Secaucus will be the sight of many tan, tight, and muscular physiques on April 28 for the Mr. America and America Women Championships being held at the Crowne Plaza. Local resident and recreational bodybuilder Bob Bonham resurrected the historical Mr. America title last year.
Although he has faced opposition to his effort from competing bodybuilding associations, he hopes the natural, drug-free contest will generate greater interest in a sport that has been on the decline, especially among teens.
Rooted in history
“It used to be the main show in this country,” said Bonham. He has been a resident of Secaucus the past 15 years and lives in the Harmon Cove area. “You couldn’t get a better title than Mr. America. I would like to restore it.”
“It is a totally positive experience for everybody.” – Bob Bonham
“The AAU dropped bodybuilding from their criteria from all their sports and they let the trademark slip,” noted Bonham.
Regional contests abounded along with Mr. Universe and Mr. Olympia. The contests gave amateurs a way to further their career and eventually earn money and, in the most famous instance, paved the way for Arnold Schwarzenegger’s rise to Hollywood and political prominence.
He said that when he bought the trademark, he faced considerable opposition from bodybuilding associations he was once closely affiliated with because of the threat of added competition. According to Bonham, the other associations have blocked him from advertising in popular bodybuilding magazines, even though he worked as a promoter for 20 years. But he said that with the availability of social media tools like Facebook, he expects he will get about 50 to 60 participants and about 400 to 500 audience members to attend Mr. America.
All natural, drug-free
The Mr. America competition, as part of the International Natural Bodybuilding and Fitness Federation (INBF), is a pro-qualifier for the World Natural Bodybuilding Federation. Winners also receive a trophy.
The competition features categories for women and men of all ages including teenagers, women’s and men’s bodybuilding, mixed pairs, master’s competitions for those in their forties, fifties, sixties, and seventies, and women’s bikini competitions among others. He said the men’s physique competition is new this year.
Bonham said that the INBF is distinct from other bodybuilding associations because it is drug-free and natural.
“It is a totally positive experience for everybody,” said Bonham. “There is a difference in attitudes. [Participants] are all happy they all live that lifestyle all year around.”
Participants undergo a polygraph lie-detector test and urine test before the competition.
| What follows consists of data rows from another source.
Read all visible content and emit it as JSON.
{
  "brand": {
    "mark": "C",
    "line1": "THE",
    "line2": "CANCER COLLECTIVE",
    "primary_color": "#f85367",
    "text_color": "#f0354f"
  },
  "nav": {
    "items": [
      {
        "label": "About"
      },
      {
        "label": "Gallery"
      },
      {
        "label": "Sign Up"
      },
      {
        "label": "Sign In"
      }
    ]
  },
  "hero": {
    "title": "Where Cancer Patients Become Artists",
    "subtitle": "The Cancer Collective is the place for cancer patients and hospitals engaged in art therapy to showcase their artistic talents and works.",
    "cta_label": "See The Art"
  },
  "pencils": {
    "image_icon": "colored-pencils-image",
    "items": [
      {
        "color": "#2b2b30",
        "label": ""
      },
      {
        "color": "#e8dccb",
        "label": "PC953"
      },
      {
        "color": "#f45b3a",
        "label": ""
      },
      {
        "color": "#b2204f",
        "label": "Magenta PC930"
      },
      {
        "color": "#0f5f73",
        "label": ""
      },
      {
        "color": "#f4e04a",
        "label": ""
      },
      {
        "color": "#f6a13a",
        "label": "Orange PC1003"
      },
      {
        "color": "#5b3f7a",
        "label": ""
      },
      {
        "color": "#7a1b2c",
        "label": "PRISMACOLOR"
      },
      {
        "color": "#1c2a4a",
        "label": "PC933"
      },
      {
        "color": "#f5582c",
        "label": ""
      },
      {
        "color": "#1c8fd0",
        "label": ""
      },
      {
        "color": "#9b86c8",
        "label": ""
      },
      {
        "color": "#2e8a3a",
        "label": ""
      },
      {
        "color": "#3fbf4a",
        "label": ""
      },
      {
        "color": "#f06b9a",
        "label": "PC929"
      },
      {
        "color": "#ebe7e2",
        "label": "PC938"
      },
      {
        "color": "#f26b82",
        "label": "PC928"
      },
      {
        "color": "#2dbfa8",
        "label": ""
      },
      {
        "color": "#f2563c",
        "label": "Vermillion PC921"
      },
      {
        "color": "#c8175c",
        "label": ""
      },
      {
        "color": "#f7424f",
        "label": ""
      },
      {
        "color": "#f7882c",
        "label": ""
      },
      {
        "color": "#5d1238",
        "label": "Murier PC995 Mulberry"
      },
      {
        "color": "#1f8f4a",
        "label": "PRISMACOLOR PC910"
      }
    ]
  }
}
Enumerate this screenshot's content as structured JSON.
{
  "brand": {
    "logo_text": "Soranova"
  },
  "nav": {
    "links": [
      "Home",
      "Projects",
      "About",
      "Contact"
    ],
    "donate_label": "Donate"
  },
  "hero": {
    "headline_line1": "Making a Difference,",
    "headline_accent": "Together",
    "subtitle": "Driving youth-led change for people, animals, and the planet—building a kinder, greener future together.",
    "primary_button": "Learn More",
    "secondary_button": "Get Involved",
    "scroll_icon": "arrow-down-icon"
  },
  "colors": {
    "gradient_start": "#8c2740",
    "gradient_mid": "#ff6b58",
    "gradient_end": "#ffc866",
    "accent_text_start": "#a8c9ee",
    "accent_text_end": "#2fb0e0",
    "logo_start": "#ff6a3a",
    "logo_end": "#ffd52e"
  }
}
The contest tests for drugs such as anabolic steroids, growth hormones, and testosterone among others.
“The bodybuilders look changed, and now they have extended bellies but not us…not the natural guys,” said Bonham.
He said that bodybuilders now use insulin to enhance their build, which has to be taken in combination with a number of other drugs.
“I had just had a friend overdose from insulin,” noted Bonham.
Bonham described the bodybuilding role models that he grew up with in the 1960s and ‘70s as having distinct shapes and bodies but that today “everyone looks the same.” The advent of certain drugs and enhancements does not help that sentiment for Bonham.
“They took the aesthetic beauty out of [bodybuilding] with the drugs,” he said.
Generating interest among youth and beyond
“I was always a fan of the sport,” said Bonham. He said that as a child he devoured bodybuilding magazines and began working out when he was in the fifth grade.
“It has been my passion since I was in my early teens,” said Bonham. But he revealed that his main motivation was driven by his desire to impress girls.
“A girl said I had muscles and she ended up being my girlfriend.”
While teenagers like Bonham growing up in the ‘60s wanted to be like bodybuilders to impress girls, teens today aren’t as interested according to Bonham but he hopes to change that.
“I also don’t want kids to be involved with drugs. It is the only way to save the sport,” said Bonham.
Bohnam said that the majority of bodybuilders these days are not young. He believes that mixed martial arts has dominated teenager attention for those interested in competing.
Bonham took his passion for bodybuilding and eventually opened a gym in 1984 with $6,000. The gym, Strong and Shapely, is located in East Rutherford. It has grown from 2,500 square feet to 25,000 square feet. He said that one reason he pursued the Mr. America title was for financial reasons to offset the challenges he has faced since the economic downturn but that he also hopes to return interest to a sport he said has been on the decline.
At his gym in Rutherford, Bonham said that all types of individuals work out including doctors, lawyers, teachers, and performers. He finds that people interested in weights are not the stereotypical “muscle-heads.” He tries to encourage an interest in bodybuilding in all those who attend his gym.
“I hope it will help make the sport grow…help make the show grow,” said Bonham about his expectations for the Mr. America contest.
The contest will be held on April 28 at the Crowne Plaza in Secaucus. Prejudging is at 10 a.m. and the evening show begins at 5 p.m. For more information, visit: http://www.musclewebsites.com/clients/mra/
Adriana Rambay Fernández may be reached at firstname.lastname@example.org.